*WHAT IS REQUIRED:*
When you spot the word "symbol" in a line of the data below, copy that line.
______
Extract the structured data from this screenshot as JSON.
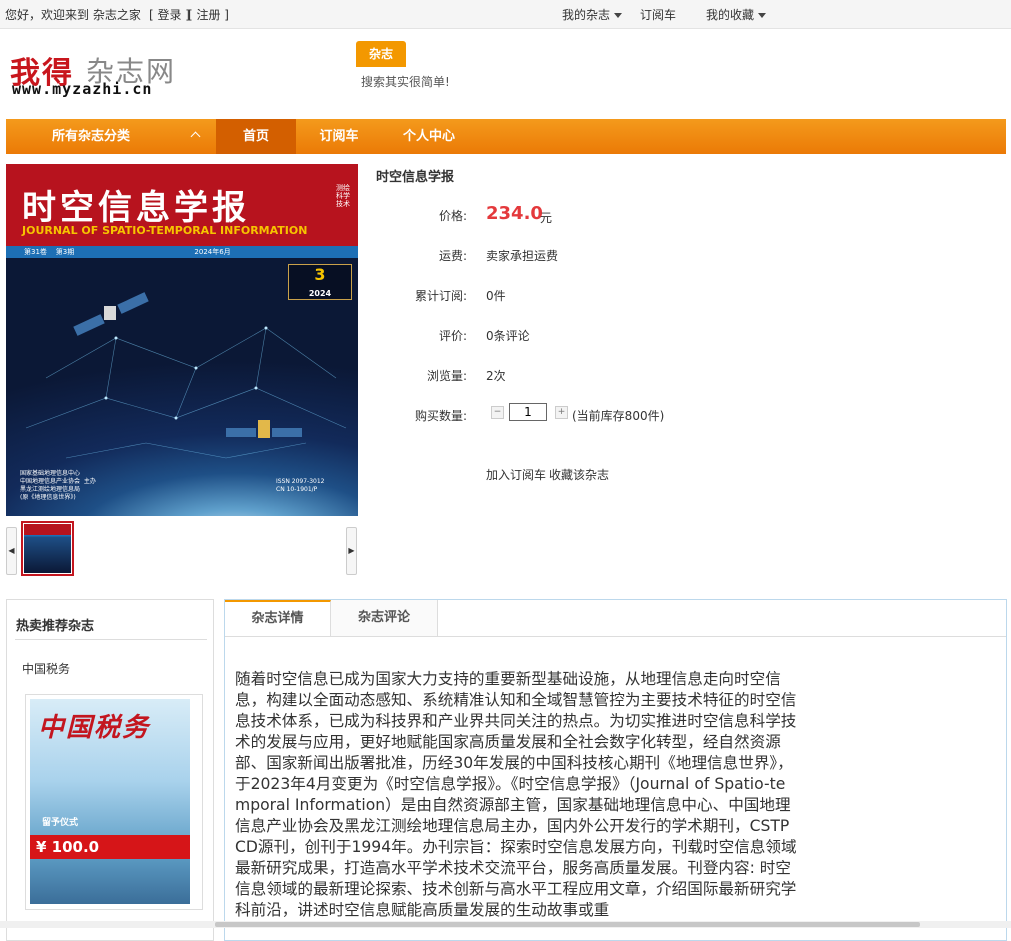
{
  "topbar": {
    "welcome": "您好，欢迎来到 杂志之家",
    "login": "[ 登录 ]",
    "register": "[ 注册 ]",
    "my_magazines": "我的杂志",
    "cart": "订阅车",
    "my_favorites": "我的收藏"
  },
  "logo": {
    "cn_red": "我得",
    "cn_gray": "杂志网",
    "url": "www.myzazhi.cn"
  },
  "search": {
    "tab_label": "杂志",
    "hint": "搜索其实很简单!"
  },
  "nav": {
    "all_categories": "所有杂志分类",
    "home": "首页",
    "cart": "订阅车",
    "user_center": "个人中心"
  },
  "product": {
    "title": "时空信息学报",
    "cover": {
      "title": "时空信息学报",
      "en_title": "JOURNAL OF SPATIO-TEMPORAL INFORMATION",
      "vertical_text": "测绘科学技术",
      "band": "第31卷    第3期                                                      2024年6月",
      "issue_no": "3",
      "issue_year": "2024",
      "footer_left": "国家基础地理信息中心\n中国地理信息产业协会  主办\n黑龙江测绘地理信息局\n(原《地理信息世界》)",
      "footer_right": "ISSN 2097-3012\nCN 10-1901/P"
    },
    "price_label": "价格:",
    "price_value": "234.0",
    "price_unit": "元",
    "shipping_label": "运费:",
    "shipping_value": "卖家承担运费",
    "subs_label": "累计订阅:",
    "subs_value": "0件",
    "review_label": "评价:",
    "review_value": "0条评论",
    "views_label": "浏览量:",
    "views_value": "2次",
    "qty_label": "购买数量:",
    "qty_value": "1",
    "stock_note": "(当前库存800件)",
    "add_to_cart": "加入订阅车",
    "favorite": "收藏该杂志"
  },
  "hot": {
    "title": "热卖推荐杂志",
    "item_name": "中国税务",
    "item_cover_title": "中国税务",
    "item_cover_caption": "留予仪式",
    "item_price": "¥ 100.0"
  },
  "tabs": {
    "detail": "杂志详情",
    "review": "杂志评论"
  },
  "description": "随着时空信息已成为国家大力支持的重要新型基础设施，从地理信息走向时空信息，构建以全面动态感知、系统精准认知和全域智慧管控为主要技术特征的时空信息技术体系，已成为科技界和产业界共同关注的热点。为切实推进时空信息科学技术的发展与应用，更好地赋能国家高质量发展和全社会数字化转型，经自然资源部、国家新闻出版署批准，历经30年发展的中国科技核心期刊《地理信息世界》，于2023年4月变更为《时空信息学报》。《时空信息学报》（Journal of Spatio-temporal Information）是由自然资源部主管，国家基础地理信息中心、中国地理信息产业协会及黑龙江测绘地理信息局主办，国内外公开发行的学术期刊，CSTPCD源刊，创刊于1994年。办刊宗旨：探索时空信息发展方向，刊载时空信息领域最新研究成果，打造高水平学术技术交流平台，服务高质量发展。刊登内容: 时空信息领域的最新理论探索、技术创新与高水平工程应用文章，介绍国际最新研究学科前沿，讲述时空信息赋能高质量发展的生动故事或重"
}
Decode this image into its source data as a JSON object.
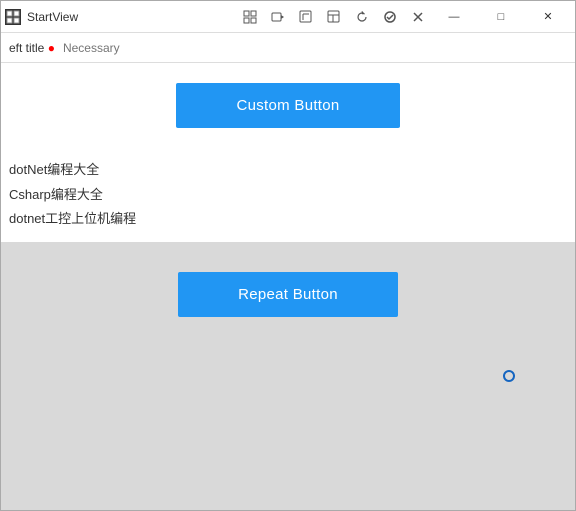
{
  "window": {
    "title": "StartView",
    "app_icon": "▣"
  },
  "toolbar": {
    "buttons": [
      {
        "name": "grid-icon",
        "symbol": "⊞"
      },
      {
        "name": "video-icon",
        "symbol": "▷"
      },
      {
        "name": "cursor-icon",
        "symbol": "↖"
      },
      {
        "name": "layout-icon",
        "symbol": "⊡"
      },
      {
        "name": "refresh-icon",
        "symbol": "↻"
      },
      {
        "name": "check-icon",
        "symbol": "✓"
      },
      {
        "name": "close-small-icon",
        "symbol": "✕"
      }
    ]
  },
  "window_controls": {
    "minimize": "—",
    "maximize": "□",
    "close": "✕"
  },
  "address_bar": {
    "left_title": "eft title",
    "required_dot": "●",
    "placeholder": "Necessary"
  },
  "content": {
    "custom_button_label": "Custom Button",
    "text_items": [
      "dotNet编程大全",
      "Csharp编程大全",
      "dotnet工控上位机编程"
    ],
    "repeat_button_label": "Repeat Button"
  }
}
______
*RESPONSE BELOW:*
        "symbol": "⊞"
        "symbol": "▷"
        "symbol": "↖"
        "symbol": "⊡"
        "symbol": "↻"
        "symbol": "✓"
        "symbol": "✕"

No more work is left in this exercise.